Climb Kilimanjaro Routes said...

To choose the right Kilimanjaro Climb route for you, there are plenty of variables to be mindful of.
Who: Who is climbing? The whole group's abilities must be factored into choosing a route. The rest of the party is relying on your decision. Pick a route that best fits everyone.
What: What limitations surround your climb? Are you bound by a budget? Or the number of days on your trip? There are cheap/expensive routes, and short/long itineraries.
How: How do you see your trek? Do you want the most challenging route or a less strenuous one? These answers will affect which route is for you.
Where: Where do you want to begin your climb? The routes start from all sides of the mountain. Where you begin affects cost, scenery and scenic variety.
Why: Why are you climbing? Is it very important to summit? Then choose a route with a high success rate. Do you want to take the best photos? Then pick the most scenic route.
When: If you are climbing during the dry season, great.
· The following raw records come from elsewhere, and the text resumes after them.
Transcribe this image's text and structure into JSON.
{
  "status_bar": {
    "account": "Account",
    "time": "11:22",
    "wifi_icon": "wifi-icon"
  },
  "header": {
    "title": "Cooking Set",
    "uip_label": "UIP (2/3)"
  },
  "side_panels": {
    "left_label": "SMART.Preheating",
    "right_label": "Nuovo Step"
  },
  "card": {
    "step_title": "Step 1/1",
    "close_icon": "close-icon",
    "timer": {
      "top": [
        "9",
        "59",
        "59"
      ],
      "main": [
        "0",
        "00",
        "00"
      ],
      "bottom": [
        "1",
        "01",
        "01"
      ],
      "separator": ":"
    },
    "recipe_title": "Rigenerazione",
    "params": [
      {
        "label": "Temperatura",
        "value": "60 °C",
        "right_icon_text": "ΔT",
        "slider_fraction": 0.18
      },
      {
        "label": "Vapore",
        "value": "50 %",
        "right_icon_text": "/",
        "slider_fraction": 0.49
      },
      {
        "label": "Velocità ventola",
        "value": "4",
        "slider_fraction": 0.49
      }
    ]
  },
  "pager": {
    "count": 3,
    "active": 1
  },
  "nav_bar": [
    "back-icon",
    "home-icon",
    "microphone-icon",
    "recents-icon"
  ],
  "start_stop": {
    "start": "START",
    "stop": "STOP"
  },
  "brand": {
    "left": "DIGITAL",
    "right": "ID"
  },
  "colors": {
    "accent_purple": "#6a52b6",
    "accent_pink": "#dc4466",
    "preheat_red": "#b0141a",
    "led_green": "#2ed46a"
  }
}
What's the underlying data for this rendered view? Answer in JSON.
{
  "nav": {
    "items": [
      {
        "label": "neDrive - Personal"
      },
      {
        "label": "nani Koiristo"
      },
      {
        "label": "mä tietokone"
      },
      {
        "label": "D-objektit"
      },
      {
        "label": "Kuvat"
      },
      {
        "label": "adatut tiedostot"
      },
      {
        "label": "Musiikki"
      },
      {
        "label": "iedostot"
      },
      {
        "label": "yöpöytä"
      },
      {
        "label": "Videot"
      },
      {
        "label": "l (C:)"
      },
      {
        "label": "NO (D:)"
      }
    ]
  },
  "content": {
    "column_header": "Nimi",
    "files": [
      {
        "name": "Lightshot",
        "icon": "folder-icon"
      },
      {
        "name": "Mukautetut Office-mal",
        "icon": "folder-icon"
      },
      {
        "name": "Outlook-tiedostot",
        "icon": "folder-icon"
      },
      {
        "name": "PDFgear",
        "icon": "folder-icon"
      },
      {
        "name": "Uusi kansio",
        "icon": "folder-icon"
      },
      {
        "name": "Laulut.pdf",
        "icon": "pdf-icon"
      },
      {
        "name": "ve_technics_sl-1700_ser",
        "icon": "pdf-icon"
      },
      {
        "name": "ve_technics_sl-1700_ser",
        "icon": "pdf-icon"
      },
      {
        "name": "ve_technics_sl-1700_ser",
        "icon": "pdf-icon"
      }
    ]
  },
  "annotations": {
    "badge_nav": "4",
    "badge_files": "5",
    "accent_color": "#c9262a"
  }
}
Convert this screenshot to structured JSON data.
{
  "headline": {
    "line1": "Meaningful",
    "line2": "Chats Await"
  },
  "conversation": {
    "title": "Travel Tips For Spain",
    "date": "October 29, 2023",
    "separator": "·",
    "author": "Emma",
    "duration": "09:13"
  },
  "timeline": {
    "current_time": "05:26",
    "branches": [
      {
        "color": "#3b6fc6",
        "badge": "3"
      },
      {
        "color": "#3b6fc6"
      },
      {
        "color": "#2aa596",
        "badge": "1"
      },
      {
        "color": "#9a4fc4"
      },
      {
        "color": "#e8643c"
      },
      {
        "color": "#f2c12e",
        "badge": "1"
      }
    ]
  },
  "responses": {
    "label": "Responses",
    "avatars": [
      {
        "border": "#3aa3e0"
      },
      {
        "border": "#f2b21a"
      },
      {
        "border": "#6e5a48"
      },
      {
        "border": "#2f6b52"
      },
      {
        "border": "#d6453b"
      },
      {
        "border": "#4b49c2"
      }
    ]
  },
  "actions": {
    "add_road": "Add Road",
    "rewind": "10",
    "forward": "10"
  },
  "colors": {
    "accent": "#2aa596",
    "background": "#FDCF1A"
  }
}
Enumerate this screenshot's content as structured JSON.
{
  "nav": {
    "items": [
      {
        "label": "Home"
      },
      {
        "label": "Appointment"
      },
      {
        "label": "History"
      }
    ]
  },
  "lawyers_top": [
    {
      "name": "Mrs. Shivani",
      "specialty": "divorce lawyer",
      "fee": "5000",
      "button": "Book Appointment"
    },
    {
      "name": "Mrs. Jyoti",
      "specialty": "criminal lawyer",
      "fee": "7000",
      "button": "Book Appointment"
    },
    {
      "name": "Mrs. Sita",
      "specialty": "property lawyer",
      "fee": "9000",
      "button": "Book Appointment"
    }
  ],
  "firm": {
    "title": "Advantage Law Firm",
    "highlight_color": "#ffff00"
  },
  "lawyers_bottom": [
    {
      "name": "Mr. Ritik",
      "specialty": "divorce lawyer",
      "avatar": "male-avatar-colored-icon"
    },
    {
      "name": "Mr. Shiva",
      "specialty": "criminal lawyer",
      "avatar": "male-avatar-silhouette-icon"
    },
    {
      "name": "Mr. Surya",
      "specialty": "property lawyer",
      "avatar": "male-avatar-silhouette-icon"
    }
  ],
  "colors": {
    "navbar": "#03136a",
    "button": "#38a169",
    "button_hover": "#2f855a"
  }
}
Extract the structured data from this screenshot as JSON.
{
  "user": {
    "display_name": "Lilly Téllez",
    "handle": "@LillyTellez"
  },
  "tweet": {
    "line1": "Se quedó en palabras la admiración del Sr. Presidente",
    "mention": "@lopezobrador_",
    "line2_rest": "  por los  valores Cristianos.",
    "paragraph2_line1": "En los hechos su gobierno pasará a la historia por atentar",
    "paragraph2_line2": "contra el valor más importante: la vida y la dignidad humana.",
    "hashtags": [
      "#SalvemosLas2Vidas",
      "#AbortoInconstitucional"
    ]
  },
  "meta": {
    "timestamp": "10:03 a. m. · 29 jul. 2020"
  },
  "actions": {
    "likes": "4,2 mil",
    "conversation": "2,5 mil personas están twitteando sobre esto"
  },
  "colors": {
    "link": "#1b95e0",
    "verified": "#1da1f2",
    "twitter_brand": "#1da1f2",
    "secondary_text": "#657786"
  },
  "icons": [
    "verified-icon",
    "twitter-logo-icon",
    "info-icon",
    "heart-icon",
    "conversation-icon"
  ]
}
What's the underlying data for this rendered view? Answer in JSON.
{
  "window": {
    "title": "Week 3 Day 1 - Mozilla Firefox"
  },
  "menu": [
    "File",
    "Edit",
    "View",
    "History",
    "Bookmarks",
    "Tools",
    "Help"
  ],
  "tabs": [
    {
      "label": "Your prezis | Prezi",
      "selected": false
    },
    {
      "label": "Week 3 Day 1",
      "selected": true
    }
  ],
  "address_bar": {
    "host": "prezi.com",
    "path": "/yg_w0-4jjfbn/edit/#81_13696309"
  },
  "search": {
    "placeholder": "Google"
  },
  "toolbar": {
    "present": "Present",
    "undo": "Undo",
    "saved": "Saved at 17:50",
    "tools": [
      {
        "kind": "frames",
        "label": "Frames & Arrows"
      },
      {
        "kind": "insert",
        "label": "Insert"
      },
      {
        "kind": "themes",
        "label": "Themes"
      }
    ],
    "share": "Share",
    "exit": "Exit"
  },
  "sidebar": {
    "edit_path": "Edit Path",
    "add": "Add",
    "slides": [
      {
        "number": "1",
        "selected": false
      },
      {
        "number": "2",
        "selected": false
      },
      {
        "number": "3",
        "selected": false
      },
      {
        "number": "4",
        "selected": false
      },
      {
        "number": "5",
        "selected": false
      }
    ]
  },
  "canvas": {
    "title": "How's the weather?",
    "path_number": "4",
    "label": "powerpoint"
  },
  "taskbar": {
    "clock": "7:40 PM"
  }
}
But if you are climbing during the rainy season or the shoulder seasons, then the route you select can play into the climb's difficulty.
So Which is the best route to use to climb up kilimanjaro? Lemosho Route and Rongai Route are the most scenic routes up kilimanjaro. Mt Kilimanjaro Machame route is also a scenic and very popular route with many climbers.
The Marangu Route Climb is however the most used route since it has the advantage of sleeping in huts with bunker beds, hot showers, beverages and beers in the evenings are also available. Marangu is also the shorter route and can be done in 5 days although an extra day for acclimatisation is recommended.

Anuj said...

So your adventures on Everest and kilimanjaro

Rob@ Machame Route 6 Days Trek said...

Great live journal on kilimanjaro climb.

Trekking machame Kilimanjaro 6 Days